Discovery of new drugs and strategies to circumvent antibiotic resistance is the need of the hour to contain the problem. N. Jafari et al. report on the isolation of an antibiotic-producing strain of a soil Actinomycetes belonging to the genus Pseudonocardia. The antibacterial compound produced by it is effective against Staphylococcus aureus. They have also purified and partially characterized this compound. R. D. Wojtyczka et al. demonstrate high antibacterial activity of two new quinoline derivatives of a structure of 3-thioacyl 1-methyl 4-arylaminoquinolinium salts against some nosocomial strains of staphylococci in both planktonic and biofilm form. In view of the widespread nature of the problem caused by inefficacy of the antibiotics produced by fermentation and chemical synthesis, it is necessary to tap alternative sources (e.g., plant kingdom) for novel antibiotics. P. Del Serrone et al. demonstrate antibacterial activity of Neem seed oil (Azadirachta indica A. Juss.) against enteropathogenic strains of E. coli and indicate that some of the ciprofloxacin-resistant isolates lost their virulence following treatment with Neem seed oil. Antimicrobial peptides are considered potential candidates for the management of multidrug-resistant infections. M. Singh and K. Mukhopadhyay evaluate the antimicrobial potential of an anti-inflammatory neuropeptide whereas C. Chen et al. report on the efficacy of recombinant lysostaphin against methicillin-resistant S. aureus (MRSA) in a mouse model. Widespread use of carbapenems is associated with emergence of resistance. The polymyxin antibiotic colistin is not used at present because of its nephrotoxicity. H.-J. Tang et al., however, demonstrate the efficacy of a combination of colistin and imipenem against carbapenem-resistant Klebsiella pneumoniae. Bacteriophages could be suitable alternatives for antibiotics, which currently have lost efficacy because of the emergence of resistant strains. N. Shivshetty et al. demonstrate the potential of a bacteriophage isolated from sewage to protect diabetic mice against Pseudomonas aeruginosa-induced bacteremia. Reversal of bacterial resistance to antibiotics is essential to restore the efficacy of the existing antimicrobials. C. Santiago et al. claim to achieve an increase in susceptibility of a MRSA strain to ampicillin when it was combined with a plant extract. A number of computerized models have been developed during the recent past to assist the physicians with the necessary information to enable prescription of the right antibiotic in the right moment. M. Rodriguez-Maresca et al. report on the efficacy of a new electronic device based on laboratory data on the most probable susceptibility profile of pathogens responsible for infections and also on local epidemiology.

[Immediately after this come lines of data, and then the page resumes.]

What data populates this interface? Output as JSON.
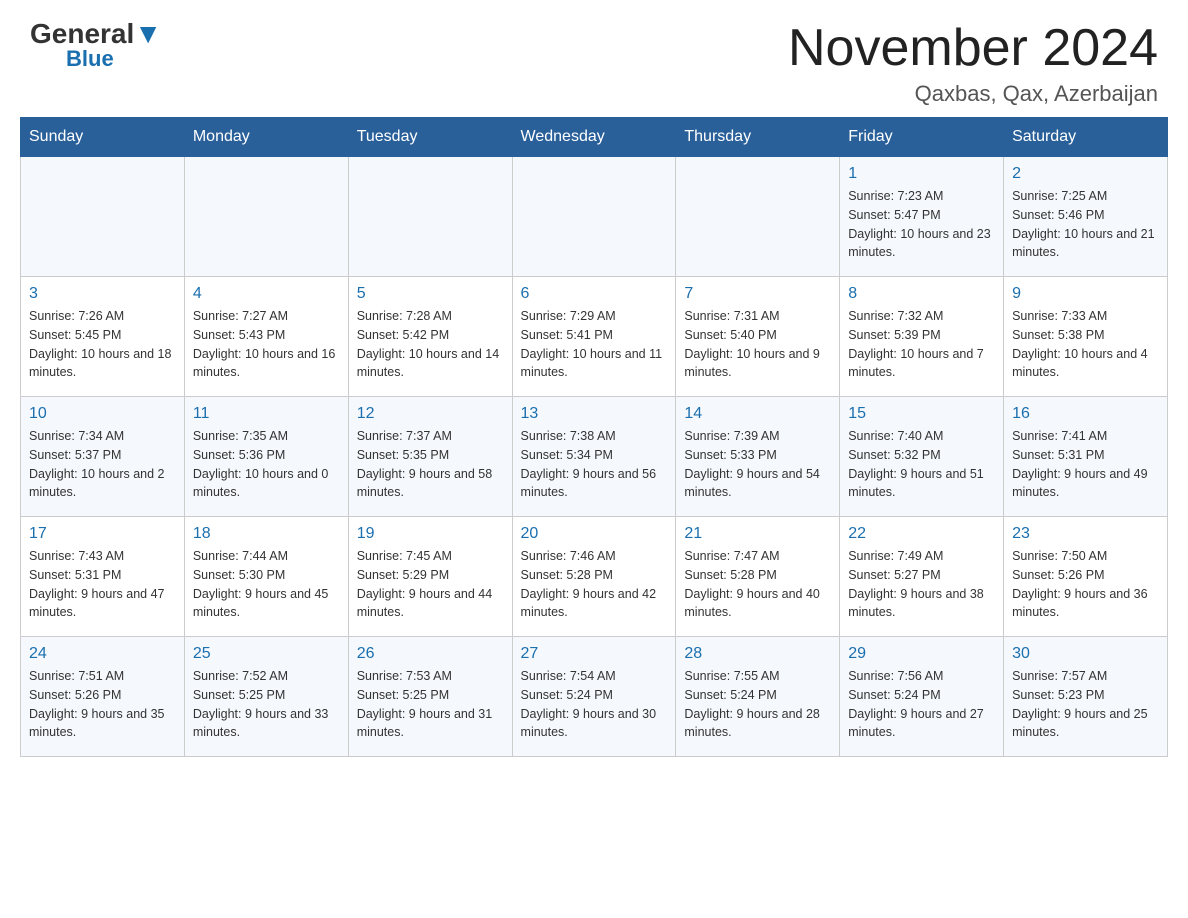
{
  "header": {
    "logo_general": "General",
    "logo_blue": "Blue",
    "month": "November 2024",
    "location": "Qaxbas, Qax, Azerbaijan"
  },
  "weekdays": [
    "Sunday",
    "Monday",
    "Tuesday",
    "Wednesday",
    "Thursday",
    "Friday",
    "Saturday"
  ],
  "weeks": [
    [
      {
        "day": "",
        "sunrise": "",
        "sunset": "",
        "daylight": ""
      },
      {
        "day": "",
        "sunrise": "",
        "sunset": "",
        "daylight": ""
      },
      {
        "day": "",
        "sunrise": "",
        "sunset": "",
        "daylight": ""
      },
      {
        "day": "",
        "sunrise": "",
        "sunset": "",
        "daylight": ""
      },
      {
        "day": "",
        "sunrise": "",
        "sunset": "",
        "daylight": ""
      },
      {
        "day": "1",
        "sunrise": "Sunrise: 7:23 AM",
        "sunset": "Sunset: 5:47 PM",
        "daylight": "Daylight: 10 hours and 23 minutes."
      },
      {
        "day": "2",
        "sunrise": "Sunrise: 7:25 AM",
        "sunset": "Sunset: 5:46 PM",
        "daylight": "Daylight: 10 hours and 21 minutes."
      }
    ],
    [
      {
        "day": "3",
        "sunrise": "Sunrise: 7:26 AM",
        "sunset": "Sunset: 5:45 PM",
        "daylight": "Daylight: 10 hours and 18 minutes."
      },
      {
        "day": "4",
        "sunrise": "Sunrise: 7:27 AM",
        "sunset": "Sunset: 5:43 PM",
        "daylight": "Daylight: 10 hours and 16 minutes."
      },
      {
        "day": "5",
        "sunrise": "Sunrise: 7:28 AM",
        "sunset": "Sunset: 5:42 PM",
        "daylight": "Daylight: 10 hours and 14 minutes."
      },
      {
        "day": "6",
        "sunrise": "Sunrise: 7:29 AM",
        "sunset": "Sunset: 5:41 PM",
        "daylight": "Daylight: 10 hours and 11 minutes."
      },
      {
        "day": "7",
        "sunrise": "Sunrise: 7:31 AM",
        "sunset": "Sunset: 5:40 PM",
        "daylight": "Daylight: 10 hours and 9 minutes."
      },
      {
        "day": "8",
        "sunrise": "Sunrise: 7:32 AM",
        "sunset": "Sunset: 5:39 PM",
        "daylight": "Daylight: 10 hours and 7 minutes."
      },
      {
        "day": "9",
        "sunrise": "Sunrise: 7:33 AM",
        "sunset": "Sunset: 5:38 PM",
        "daylight": "Daylight: 10 hours and 4 minutes."
      }
    ],
    [
      {
        "day": "10",
        "sunrise": "Sunrise: 7:34 AM",
        "sunset": "Sunset: 5:37 PM",
        "daylight": "Daylight: 10 hours and 2 minutes."
      },
      {
        "day": "11",
        "sunrise": "Sunrise: 7:35 AM",
        "sunset": "Sunset: 5:36 PM",
        "daylight": "Daylight: 10 hours and 0 minutes."
      },
      {
        "day": "12",
        "sunrise": "Sunrise: 7:37 AM",
        "sunset": "Sunset: 5:35 PM",
        "daylight": "Daylight: 9 hours and 58 minutes."
      },
      {
        "day": "13",
        "sunrise": "Sunrise: 7:38 AM",
        "sunset": "Sunset: 5:34 PM",
        "daylight": "Daylight: 9 hours and 56 minutes."
      },
      {
        "day": "14",
        "sunrise": "Sunrise: 7:39 AM",
        "sunset": "Sunset: 5:33 PM",
        "daylight": "Daylight: 9 hours and 54 minutes."
      },
      {
        "day": "15",
        "sunrise": "Sunrise: 7:40 AM",
        "sunset": "Sunset: 5:32 PM",
        "daylight": "Daylight: 9 hours and 51 minutes."
      },
      {
        "day": "16",
        "sunrise": "Sunrise: 7:41 AM",
        "sunset": "Sunset: 5:31 PM",
        "daylight": "Daylight: 9 hours and 49 minutes."
      }
    ],
    [
      {
        "day": "17",
        "sunrise": "Sunrise: 7:43 AM",
        "sunset": "Sunset: 5:31 PM",
        "daylight": "Daylight: 9 hours and 47 minutes."
      },
      {
        "day": "18",
        "sunrise": "Sunrise: 7:44 AM",
        "sunset": "Sunset: 5:30 PM",
        "daylight": "Daylight: 9 hours and 45 minutes."
      },
      {
        "day": "19",
        "sunrise": "Sunrise: 7:45 AM",
        "sunset": "Sunset: 5:29 PM",
        "daylight": "Daylight: 9 hours and 44 minutes."
      },
      {
        "day": "20",
        "sunrise": "Sunrise: 7:46 AM",
        "sunset": "Sunset: 5:28 PM",
        "daylight": "Daylight: 9 hours and 42 minutes."
      },
      {
        "day": "21",
        "sunrise": "Sunrise: 7:47 AM",
        "sunset": "Sunset: 5:28 PM",
        "daylight": "Daylight: 9 hours and 40 minutes."
      },
      {
        "day": "22",
        "sunrise": "Sunrise: 7:49 AM",
        "sunset": "Sunset: 5:27 PM",
        "daylight": "Daylight: 9 hours and 38 minutes."
      },
      {
        "day": "23",
        "sunrise": "Sunrise: 7:50 AM",
        "sunset": "Sunset: 5:26 PM",
        "daylight": "Daylight: 9 hours and 36 minutes."
      }
    ],
    [
      {
        "day": "24",
        "sunrise": "Sunrise: 7:51 AM",
        "sunset": "Sunset: 5:26 PM",
        "daylight": "Daylight: 9 hours and 35 minutes."
      },
      {
        "day": "25",
        "sunrise": "Sunrise: 7:52 AM",
        "sunset": "Sunset: 5:25 PM",
        "daylight": "Daylight: 9 hours and 33 minutes."
      },
      {
        "day": "26",
        "sunrise": "Sunrise: 7:53 AM",
        "sunset": "Sunset: 5:25 PM",
        "daylight": "Daylight: 9 hours and 31 minutes."
      },
      {
        "day": "27",
        "sunrise": "Sunrise: 7:54 AM",
        "sunset": "Sunset: 5:24 PM",
        "daylight": "Daylight: 9 hours and 30 minutes."
      },
      {
        "day": "28",
        "sunrise": "Sunrise: 7:55 AM",
        "sunset": "Sunset: 5:24 PM",
        "daylight": "Daylight: 9 hours and 28 minutes."
      },
      {
        "day": "29",
        "sunrise": "Sunrise: 7:56 AM",
        "sunset": "Sunset: 5:24 PM",
        "daylight": "Daylight: 9 hours and 27 minutes."
      },
      {
        "day": "30",
        "sunrise": "Sunrise: 7:57 AM",
        "sunset": "Sunset: 5:23 PM",
        "daylight": "Daylight: 9 hours and 25 minutes."
      }
    ]
  ]
}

We are hopeful that the compendium will be highly useful for researchers in deciding on the future course of investigation. We feel highly appreciative of all contributions made by the investigators.

Madhab K. Chattopadhyay
Ranadhir Chakraborty
Hans-Peter Grossart
Gundlapally S. Reddy
Medicharla V. Jagannadham